The Roscosmos Amur rocket is just the latest example of a growing activism in the extra-atmospheric dimension, which has become a full-fledged operational domain. Russia is taking innovative and bold actions to conquer space superiority and to patronize the Nation’s interests in the space field forthwith and in the future and the emerging Amur project also presents numerous opportunities that may enhance the Russia’s ability to attain its strategic aims. On the other hand, several factors may limit the nation’s possibilities to achieve its desired goals.
Russia should continually pursue a sustainable space policy in an economic framework which makes the country conditioned by a budget-availability severely limited by a recessive trend in its national economy and a growing demand for new investment in support of its projection outwards. This latter highlights the Russian aim to look for new and profitable markets, as well as new strategic areas where it can establish or strengthen its political and military influence.
The high level of ambition for a key-role in the space battlefield has no limits, under the aspect of both financial commitment and the opportunities that the outer space can offer to the main stakeholders, especially when they operate in a context of strong competition.

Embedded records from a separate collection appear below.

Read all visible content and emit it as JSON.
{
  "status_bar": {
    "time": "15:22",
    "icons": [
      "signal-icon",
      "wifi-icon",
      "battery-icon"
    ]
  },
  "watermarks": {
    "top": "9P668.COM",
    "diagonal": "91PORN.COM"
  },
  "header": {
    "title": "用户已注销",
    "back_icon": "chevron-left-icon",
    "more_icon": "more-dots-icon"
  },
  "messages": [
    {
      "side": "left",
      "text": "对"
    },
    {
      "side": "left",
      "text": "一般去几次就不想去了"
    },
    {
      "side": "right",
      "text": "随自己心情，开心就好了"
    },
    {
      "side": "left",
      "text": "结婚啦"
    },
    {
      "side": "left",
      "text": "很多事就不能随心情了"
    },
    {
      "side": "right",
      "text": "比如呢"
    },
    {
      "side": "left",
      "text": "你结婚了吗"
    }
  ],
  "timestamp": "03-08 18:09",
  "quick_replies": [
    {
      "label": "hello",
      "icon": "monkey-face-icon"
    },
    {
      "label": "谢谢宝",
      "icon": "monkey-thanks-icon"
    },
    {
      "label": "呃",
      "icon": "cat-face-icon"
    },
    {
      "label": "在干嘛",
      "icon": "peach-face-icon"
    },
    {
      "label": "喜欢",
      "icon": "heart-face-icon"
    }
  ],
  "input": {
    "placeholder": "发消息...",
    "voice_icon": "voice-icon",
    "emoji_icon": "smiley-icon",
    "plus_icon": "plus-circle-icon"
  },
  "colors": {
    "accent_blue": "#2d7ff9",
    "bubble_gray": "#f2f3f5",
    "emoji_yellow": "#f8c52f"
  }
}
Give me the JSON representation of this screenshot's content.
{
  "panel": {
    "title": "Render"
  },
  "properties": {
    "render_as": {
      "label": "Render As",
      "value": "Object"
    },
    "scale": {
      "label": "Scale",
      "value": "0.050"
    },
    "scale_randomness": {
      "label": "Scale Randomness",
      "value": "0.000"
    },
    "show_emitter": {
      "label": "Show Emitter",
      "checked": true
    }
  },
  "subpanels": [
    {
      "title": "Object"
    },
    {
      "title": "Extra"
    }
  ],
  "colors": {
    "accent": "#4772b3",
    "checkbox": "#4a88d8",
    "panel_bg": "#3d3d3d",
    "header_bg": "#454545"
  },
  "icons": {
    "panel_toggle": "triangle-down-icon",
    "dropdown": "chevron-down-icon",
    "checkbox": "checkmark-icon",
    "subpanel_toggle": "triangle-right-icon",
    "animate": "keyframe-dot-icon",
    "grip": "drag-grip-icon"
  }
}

It is beyond dispute that Russia and the US are two of the main contenders in the space race. Compared to the past, when the objectives were almost attributable to questions of prestige and scientific development, nowadays the competition does not conceal the geopolitical interest of both the superpowers and the impact that can derive in economic and military terms. Therefore, what really affects the interests of Russia and the US is not only the achievement of predetermined results but also the primacy in achieving them.
Other articles by Cristina Semeraro published in Vision & Global Trends-International Institute for Global Analyses:
- 5G AS A BOOST FOR THE ITALIAN DEVELOPMENT
- Artificial Intelligence and Italy: the national strategy launched by Government
- South Africa on board: Space as a center of gravity for the economic development
- Cyber-security threat and italian resilience
- India and outer space ambition: first crewed mission in 2021 and geopolitics involvements
- Artificial Intelligence and USA: National strategic approach against future technological threats